▶ **EXERCISE GOAL**
Go through the data below and retype all of it exactly.

▶ **ENTRIES PROVIDED**
Start of Block
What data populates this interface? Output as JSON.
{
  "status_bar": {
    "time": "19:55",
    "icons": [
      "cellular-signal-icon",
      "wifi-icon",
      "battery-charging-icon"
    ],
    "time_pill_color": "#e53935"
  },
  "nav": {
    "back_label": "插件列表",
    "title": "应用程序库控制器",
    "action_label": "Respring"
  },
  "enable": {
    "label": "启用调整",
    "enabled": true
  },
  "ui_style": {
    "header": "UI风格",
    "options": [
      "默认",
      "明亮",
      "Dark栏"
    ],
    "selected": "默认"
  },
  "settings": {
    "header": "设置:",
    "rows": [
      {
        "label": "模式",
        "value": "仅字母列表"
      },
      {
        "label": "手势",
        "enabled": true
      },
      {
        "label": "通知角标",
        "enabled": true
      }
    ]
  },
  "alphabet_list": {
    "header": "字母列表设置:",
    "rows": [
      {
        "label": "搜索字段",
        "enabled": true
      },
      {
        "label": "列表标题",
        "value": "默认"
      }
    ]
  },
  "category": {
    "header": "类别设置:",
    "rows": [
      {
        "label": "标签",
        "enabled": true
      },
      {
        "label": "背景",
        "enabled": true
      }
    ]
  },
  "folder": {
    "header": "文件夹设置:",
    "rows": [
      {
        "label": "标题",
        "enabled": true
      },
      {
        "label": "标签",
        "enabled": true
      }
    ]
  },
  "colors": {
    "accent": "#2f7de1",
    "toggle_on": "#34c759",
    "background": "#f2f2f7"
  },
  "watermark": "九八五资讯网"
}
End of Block
▶ **OUTPUT**
What data populates this interface? Output as JSON.
{
  "status_bar": {
    "time": "19:55",
    "icons": [
      "cellular-signal-icon",
      "wifi-icon",
      "battery-charging-icon"
    ],
    "time_pill_color": "#e53935"
  },
  "nav": {
    "back_label": "插件列表",
    "title": "应用程序库控制器",
    "action_label": "Respring"
  },
  "enable": {
    "label": "启用调整",
    "enabled": true
  },
  "ui_style": {
    "header": "UI风格",
    "options": [
      "默认",
      "明亮",
      "Dark栏"
    ],
    "selected": "默认"
  },
  "settings": {
    "header": "设置:",
    "rows": [
      {
        "label": "模式",
        "value": "仅字母列表"
      },
      {
        "label": "手势",
        "enabled": true
      },
      {
        "label": "通知角标",
        "enabled": true
      }
    ]
  },
  "alphabet_list": {
    "header": "字母列表设置:",
    "rows": [
      {
        "label": "搜索字段",
        "enabled": true
      },
      {
        "label": "列表标题",
        "value": "默认"
      }
    ]
  },
  "category": {
    "header": "类别设置:",
    "rows": [
      {
        "label": "标签",
        "enabled": true
      },
      {
        "label": "背景",
        "enabled": true
      }
    ]
  },
  "folder": {
    "header": "文件夹设置:",
    "rows": [
      {
        "label": "标题",
        "enabled": true
      },
      {
        "label": "标签",
        "enabled": true
      }
    ]
  },
  "colors": {
    "accent": "#2f7de1",
    "toggle_on": "#34c759",
    "background": "#f2f2f7"
  },
  "watermark": "九八五资讯网"
}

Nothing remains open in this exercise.